Architecture In Helsinki - Places Like This Album Review
Architecture In Helsinki
Places Like This
Aussie septet Architecture In Helsinki are an odd bunch at the best of times. Nothing about them could ever be described as conventional, and while that must be welcomed amidst a sea of predictable trad-rock and recycled beat poets, their love of all things haphazard and kooky could also be their downfall in the long run.
Having relocated from the suburbs of Melbourne to the more eccentric confines of Brooklyn, AIH seem to have grasped a fistful of Americana, albeit a watered down version at that. Whereas 2005's 'In Case We Die' hinted at a visionary experimental pop band in the making, parts of 'Places Like This' appear to have suffered from the syndrome known as "trying too hard", and as a result this record sounds disjointed where its predecessor truly shone.
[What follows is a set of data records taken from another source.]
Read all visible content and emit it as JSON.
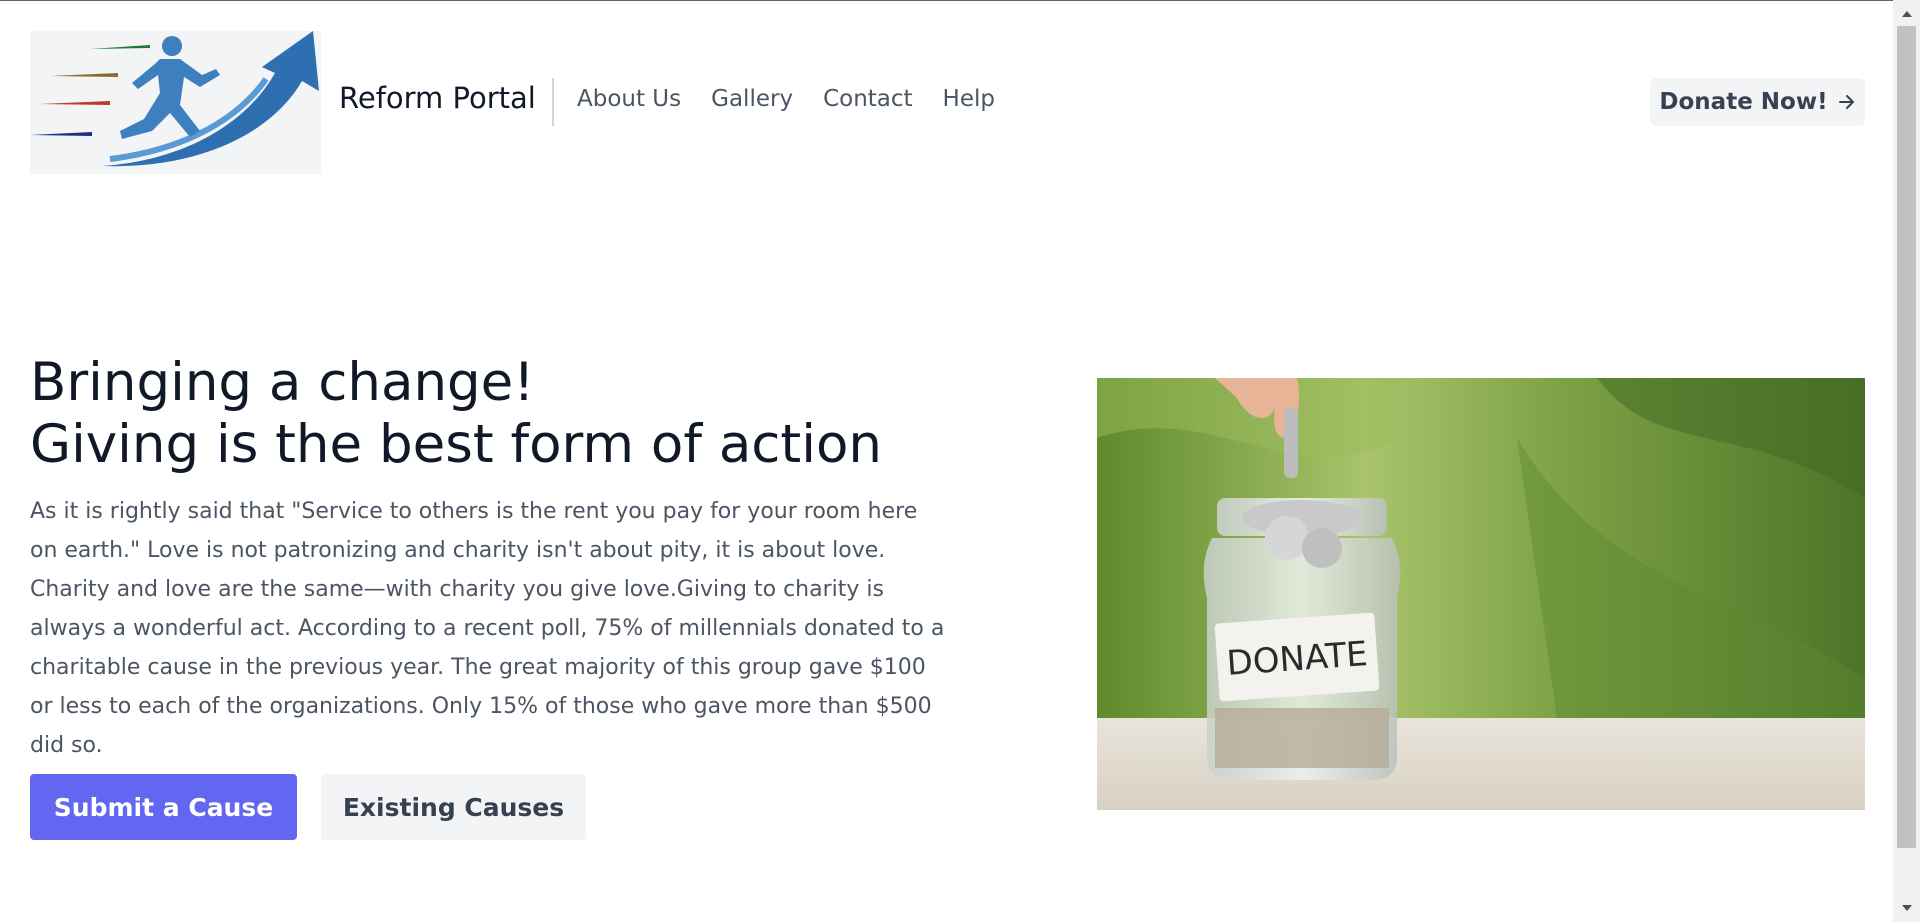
{
  "header": {
    "brand": "Reform Portal",
    "nav": [
      "About Us",
      "Gallery",
      "Contact",
      "Help"
    ],
    "donate_label": "Donate Now!",
    "donate_icon": "arrow-right-icon"
  },
  "hero": {
    "title_line1": "Bringing a change!",
    "title_line2": "Giving is the best form of action",
    "paragraph": "As it is rightly said that \"Service to others is the rent you pay for your room here on earth.\" Love is not patronizing and charity isn't about pity, it is about love. Charity and love are the same—with charity you give love.Giving to charity is always a wonderful act. According to a recent poll, 75% of millennials donated to a charitable cause in the previous year. The great majority of this group gave $100 or less to each of the organizations. Only 15% of those who gave more than $500 did so.",
    "primary_button": "Submit a Cause",
    "secondary_button": "Existing Causes",
    "image_label": "DONATE"
  },
  "colors": {
    "accent": "#6366f1",
    "text_dark": "#111827",
    "text_muted": "#4b5563",
    "button_light": "#f3f4f6"
  }
}
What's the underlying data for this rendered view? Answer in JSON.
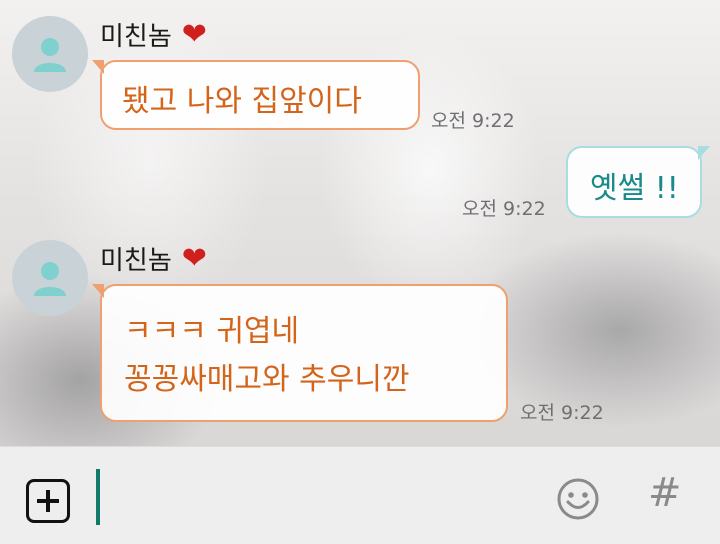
{
  "messages": [
    {
      "sender": "미친놈",
      "heart": "❤",
      "text": "됐고 나와 집앞이다",
      "time": "오전 9:22",
      "direction": "incoming"
    },
    {
      "text": "옛썰 !!",
      "time": "오전 9:22",
      "direction": "outgoing"
    },
    {
      "sender": "미친놈",
      "heart": "❤",
      "lines": [
        "ㅋㅋㅋ 귀엽네",
        "꽁꽁싸매고와 추우니깐"
      ],
      "time": "오전 9:22",
      "direction": "incoming"
    }
  ],
  "input_bar": {
    "plus_icon": "plus-box-icon",
    "emoji_icon": "smiley-icon",
    "hash_label": "#"
  },
  "colors": {
    "incoming_border": "#f0a070",
    "incoming_text": "#d4641a",
    "outgoing_border": "#a8dde2",
    "outgoing_text": "#1a8a8a",
    "cursor": "#137a6a"
  }
}
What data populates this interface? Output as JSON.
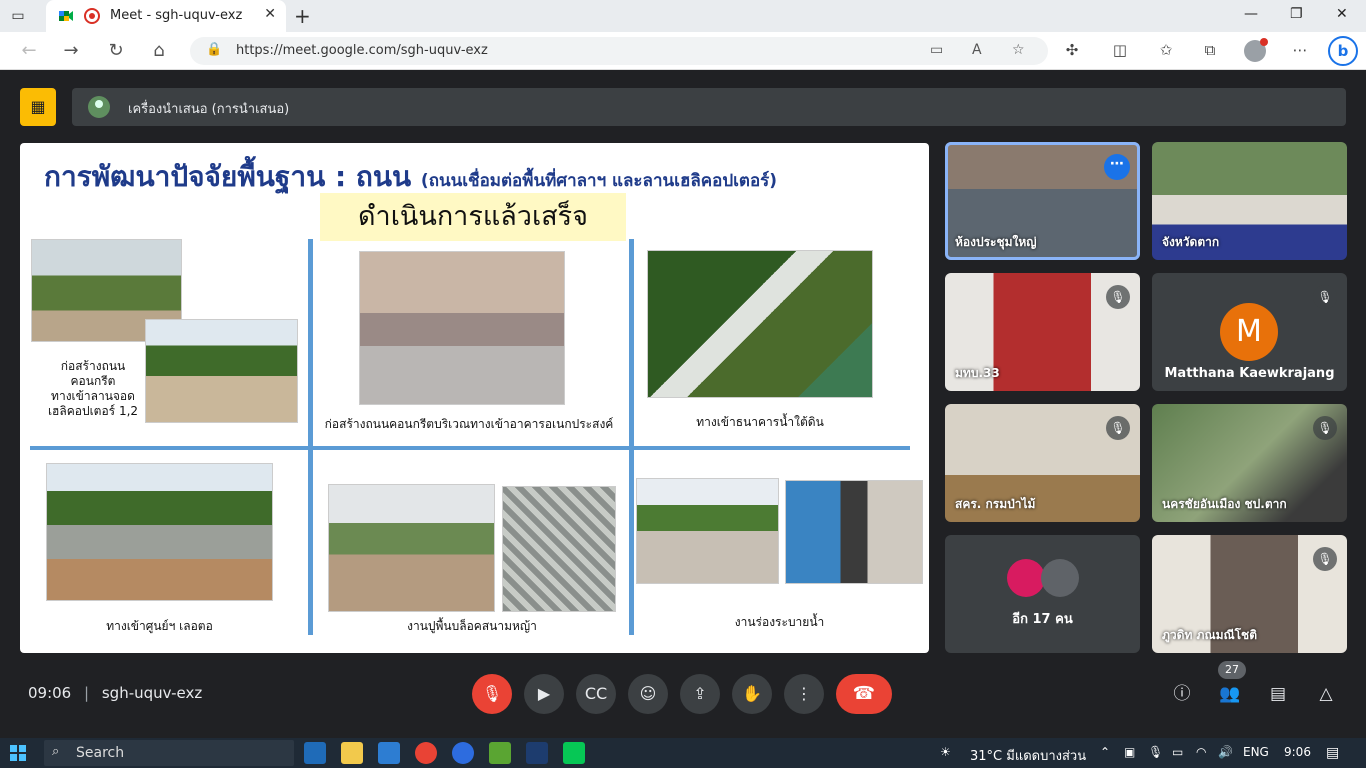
{
  "browser": {
    "tab_title": "Meet - sgh-uquv-exz",
    "url": "https://meet.google.com/sgh-uquv-exz",
    "new_tab": "+",
    "bing": "b"
  },
  "meet": {
    "presenter_label": "เครื่องนำเสนอ (การนำเสนอ)",
    "meeting_time": "09:06",
    "meeting_code": "sgh-uquv-exz",
    "participants_count": "27"
  },
  "slide": {
    "title": "การพัฒนาปัจจัยพื้นฐาน : ถนน",
    "title_sub": "(ถนนเชื่อมต่อพื้นที่ศาลาฯ และลานเฮลิคอปเตอร์)",
    "status": "ดำเนินการแล้วเสร็จ",
    "captions": {
      "c1": "ก่อสร้างถนน\nคอนกรีต\nทางเข้าลานจอด\nเฮลิคอปเตอร์ 1,2",
      "c2": "ก่อสร้างถนนคอนกรีตบริเวณทางเข้าอาคารอเนกประสงค์",
      "c3": "ทางเข้าธนาคารน้ำใต้ดิน",
      "c4": "ทางเข้าศูนย์ฯ เลอตอ",
      "c5": "งานปูพื้นบล็อคสนามหญ้า",
      "c6": "งานร่องระบายน้ำ"
    }
  },
  "tiles": [
    {
      "name": "ห้องประชุมใหญ่"
    },
    {
      "name": "จังหวัดตาก"
    },
    {
      "name": "มทบ.33"
    },
    {
      "name": "Matthana Kaewkrajang",
      "initial": "M"
    },
    {
      "name": "สคร. กรมป่าไม้"
    },
    {
      "name": "นครชัยอันเมือง ชป.ตาก"
    },
    {
      "name": "อีก 17 คน"
    },
    {
      "name": "ภูวดิท ภณมณีโชติ"
    }
  ],
  "taskbar": {
    "search_label": "Search",
    "weather": "31°C  มีแดดบางส่วน",
    "lang": "ENG",
    "clock": "9:06"
  },
  "colors": {
    "meet_bg": "#202124",
    "presenting_yellow": "#fbbc04",
    "end_call_red": "#ea4335",
    "active_tile_outline": "#8ab4f8",
    "slide_title_blue": "#1f3b8a"
  }
}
Sure enough, there's no mistaking Cameron Bird's talent for complex arrangements and conjuring up something a little out of the ordinary and on the flowing 'Nothing's Wrong', which sounds like 'Faith'-era George Michael dancing with The Cure to a soundtrack of B-52s and the Tom Tom Club it works a treat.
Likewise, 'Heart It Races', with its' Pixies go Calypso melody given the added supplement of Kellie Sutherland's Ronnie Spector-cut vocal and 'Debbie', which sounds like Talking Heads masturbating over a hard-to-find Prince bootleg show that their new surroundings haven't dampened either their enthusiasm or nous for penning a veritable tune.
Elsewhere though, things become less than comfortable as the patchy 'Hold Music' and 'Like It Or Not' both seem to be stuck on some arduous mission where the objective appears to be about cramming as many ideas into three minutes as possible and any semblance of direction is lost almost immediately.
Nevertheless, that doesn't necessarily mean you should give either 'Places Like This' or Architecture In Helsinki a wide berth, for now at least. Just approach with caution and don't expect too much from this record, as too many stereophonic rays of sun-coated saccharine can only be bad for your skin and teeth as well as your ears.